Data about app and page elements:
▽
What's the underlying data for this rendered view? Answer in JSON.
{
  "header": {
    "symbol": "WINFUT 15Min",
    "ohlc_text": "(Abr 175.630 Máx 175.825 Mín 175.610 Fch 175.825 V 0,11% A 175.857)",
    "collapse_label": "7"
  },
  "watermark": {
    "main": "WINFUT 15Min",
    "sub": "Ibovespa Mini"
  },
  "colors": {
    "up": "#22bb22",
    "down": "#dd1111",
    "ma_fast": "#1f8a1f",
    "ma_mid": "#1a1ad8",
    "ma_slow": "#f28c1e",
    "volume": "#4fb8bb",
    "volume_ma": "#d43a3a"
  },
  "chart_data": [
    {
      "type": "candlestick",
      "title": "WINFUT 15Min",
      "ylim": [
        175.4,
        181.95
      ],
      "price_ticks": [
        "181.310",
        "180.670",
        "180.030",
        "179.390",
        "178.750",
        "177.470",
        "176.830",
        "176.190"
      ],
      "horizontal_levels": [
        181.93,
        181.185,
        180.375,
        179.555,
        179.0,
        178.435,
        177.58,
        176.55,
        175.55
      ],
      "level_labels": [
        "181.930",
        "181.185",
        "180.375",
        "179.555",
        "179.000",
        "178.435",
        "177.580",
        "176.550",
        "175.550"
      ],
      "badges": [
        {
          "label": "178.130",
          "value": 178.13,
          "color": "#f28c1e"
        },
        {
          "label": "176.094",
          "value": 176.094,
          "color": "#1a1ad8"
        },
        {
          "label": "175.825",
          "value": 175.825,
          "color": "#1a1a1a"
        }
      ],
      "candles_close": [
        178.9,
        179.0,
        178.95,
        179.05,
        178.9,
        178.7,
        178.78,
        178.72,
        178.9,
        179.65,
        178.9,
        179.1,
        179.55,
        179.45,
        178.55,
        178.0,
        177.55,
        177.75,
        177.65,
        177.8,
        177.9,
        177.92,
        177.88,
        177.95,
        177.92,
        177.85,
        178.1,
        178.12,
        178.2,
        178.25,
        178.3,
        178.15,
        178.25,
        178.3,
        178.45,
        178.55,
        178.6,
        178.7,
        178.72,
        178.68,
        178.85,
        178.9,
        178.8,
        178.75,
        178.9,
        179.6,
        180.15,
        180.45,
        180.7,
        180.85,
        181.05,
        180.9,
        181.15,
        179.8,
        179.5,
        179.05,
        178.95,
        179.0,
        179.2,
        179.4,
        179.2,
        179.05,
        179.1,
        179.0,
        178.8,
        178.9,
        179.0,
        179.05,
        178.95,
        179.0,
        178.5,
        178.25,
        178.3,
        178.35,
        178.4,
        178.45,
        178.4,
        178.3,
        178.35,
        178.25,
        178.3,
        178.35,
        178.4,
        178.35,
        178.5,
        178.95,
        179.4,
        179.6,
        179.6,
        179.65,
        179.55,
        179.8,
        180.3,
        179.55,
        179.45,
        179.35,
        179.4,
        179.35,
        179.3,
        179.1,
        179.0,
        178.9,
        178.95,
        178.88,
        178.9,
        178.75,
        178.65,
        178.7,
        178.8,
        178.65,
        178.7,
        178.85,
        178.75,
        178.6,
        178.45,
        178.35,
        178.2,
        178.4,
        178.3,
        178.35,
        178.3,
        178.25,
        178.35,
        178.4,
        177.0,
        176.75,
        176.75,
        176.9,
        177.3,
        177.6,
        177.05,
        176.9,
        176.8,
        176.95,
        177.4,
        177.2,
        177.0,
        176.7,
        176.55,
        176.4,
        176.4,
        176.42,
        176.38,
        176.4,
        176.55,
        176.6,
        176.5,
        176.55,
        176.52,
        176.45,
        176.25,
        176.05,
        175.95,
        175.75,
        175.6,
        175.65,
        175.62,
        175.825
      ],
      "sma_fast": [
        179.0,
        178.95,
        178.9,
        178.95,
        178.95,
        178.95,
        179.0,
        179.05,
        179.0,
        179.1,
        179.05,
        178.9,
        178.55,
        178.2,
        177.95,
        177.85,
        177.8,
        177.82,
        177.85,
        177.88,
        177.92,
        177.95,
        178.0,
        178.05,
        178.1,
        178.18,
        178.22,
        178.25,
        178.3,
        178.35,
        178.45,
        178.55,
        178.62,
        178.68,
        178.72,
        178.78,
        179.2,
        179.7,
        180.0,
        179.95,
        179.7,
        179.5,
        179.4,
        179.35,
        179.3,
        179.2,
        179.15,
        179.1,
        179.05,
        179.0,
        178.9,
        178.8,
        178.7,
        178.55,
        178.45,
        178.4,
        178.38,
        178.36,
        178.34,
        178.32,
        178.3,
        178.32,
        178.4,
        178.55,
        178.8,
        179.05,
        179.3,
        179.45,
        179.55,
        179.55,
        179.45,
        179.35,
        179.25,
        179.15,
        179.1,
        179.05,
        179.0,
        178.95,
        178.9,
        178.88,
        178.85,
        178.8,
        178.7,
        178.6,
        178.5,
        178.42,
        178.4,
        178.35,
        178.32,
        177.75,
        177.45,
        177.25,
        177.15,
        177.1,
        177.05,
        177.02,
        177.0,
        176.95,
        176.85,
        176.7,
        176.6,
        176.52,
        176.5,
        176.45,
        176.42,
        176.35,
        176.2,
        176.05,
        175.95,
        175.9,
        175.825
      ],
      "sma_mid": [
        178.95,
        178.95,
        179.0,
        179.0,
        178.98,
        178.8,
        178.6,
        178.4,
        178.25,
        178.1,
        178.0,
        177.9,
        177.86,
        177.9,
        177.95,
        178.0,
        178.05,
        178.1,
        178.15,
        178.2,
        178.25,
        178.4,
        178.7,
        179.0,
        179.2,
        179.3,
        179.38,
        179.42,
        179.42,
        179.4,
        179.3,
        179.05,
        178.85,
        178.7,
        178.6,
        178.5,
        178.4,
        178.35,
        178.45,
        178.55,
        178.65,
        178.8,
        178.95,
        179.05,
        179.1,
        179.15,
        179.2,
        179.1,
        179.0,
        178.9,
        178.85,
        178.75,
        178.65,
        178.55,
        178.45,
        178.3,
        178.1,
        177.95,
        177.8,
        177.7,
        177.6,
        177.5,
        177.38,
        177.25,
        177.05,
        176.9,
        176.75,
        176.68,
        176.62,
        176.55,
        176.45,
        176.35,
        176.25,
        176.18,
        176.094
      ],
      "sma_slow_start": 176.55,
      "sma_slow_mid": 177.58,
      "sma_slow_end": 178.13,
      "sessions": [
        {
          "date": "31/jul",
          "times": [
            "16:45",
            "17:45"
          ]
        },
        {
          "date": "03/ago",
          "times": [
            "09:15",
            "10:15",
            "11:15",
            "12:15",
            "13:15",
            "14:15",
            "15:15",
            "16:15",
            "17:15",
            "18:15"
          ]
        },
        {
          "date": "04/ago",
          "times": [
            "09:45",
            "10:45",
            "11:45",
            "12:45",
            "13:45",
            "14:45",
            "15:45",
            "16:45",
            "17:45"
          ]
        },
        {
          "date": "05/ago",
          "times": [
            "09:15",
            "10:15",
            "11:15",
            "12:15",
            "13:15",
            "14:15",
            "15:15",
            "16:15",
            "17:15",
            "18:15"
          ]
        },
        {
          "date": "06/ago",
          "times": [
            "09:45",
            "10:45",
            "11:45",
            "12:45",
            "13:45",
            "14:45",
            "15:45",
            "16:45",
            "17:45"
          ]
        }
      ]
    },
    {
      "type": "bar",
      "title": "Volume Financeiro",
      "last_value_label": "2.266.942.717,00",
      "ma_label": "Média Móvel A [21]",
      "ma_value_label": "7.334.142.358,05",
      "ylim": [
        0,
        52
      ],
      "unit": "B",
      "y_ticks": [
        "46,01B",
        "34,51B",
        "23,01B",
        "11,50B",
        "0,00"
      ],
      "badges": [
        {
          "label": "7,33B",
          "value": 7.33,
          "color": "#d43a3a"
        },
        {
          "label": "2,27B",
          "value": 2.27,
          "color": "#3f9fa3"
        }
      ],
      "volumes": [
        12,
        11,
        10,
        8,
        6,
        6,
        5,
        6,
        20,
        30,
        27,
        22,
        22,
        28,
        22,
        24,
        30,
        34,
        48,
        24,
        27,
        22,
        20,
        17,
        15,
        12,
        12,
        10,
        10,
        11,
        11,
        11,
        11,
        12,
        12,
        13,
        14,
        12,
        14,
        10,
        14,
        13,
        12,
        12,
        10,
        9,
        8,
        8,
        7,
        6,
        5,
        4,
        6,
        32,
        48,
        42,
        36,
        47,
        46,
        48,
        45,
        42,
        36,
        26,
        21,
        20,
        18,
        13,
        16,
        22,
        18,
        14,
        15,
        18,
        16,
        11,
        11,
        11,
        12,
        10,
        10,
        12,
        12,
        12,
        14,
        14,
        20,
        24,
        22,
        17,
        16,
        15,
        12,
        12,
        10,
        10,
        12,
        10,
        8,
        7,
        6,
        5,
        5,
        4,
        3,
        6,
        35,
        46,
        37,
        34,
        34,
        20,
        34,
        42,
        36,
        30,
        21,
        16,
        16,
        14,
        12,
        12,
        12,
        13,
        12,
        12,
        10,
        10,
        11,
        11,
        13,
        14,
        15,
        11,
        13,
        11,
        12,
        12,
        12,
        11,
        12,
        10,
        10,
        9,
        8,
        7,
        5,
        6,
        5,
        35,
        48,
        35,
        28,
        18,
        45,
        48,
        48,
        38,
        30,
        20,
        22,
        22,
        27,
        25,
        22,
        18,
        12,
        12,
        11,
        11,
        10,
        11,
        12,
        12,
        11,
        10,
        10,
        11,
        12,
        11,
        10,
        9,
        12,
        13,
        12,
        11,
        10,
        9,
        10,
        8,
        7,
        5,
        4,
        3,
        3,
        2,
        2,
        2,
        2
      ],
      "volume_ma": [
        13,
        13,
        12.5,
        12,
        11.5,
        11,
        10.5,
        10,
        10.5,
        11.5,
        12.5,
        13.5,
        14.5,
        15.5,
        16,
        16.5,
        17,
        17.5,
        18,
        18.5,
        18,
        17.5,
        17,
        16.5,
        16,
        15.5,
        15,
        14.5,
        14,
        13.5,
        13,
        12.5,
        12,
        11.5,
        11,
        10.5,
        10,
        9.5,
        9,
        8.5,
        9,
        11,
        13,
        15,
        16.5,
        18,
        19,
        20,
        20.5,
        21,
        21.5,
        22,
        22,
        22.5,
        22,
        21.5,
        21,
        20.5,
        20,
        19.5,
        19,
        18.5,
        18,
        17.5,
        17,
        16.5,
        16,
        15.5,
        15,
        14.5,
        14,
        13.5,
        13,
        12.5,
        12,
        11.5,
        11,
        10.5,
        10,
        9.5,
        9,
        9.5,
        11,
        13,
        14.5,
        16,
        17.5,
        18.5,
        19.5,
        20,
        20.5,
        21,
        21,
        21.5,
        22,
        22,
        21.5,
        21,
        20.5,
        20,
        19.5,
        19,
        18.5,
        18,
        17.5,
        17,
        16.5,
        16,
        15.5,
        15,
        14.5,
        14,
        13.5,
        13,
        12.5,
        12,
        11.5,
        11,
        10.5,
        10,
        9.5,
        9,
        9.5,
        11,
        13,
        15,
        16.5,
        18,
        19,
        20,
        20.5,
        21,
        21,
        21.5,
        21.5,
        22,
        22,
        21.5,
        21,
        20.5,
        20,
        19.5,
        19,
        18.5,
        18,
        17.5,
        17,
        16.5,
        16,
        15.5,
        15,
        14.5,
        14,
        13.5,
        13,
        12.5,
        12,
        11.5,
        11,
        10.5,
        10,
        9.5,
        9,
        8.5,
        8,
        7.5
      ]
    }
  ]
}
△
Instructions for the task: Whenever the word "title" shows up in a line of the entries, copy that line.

Exercise answer:
      "title": "WINFUT 15Min",
      "title": "Volume Financeiro",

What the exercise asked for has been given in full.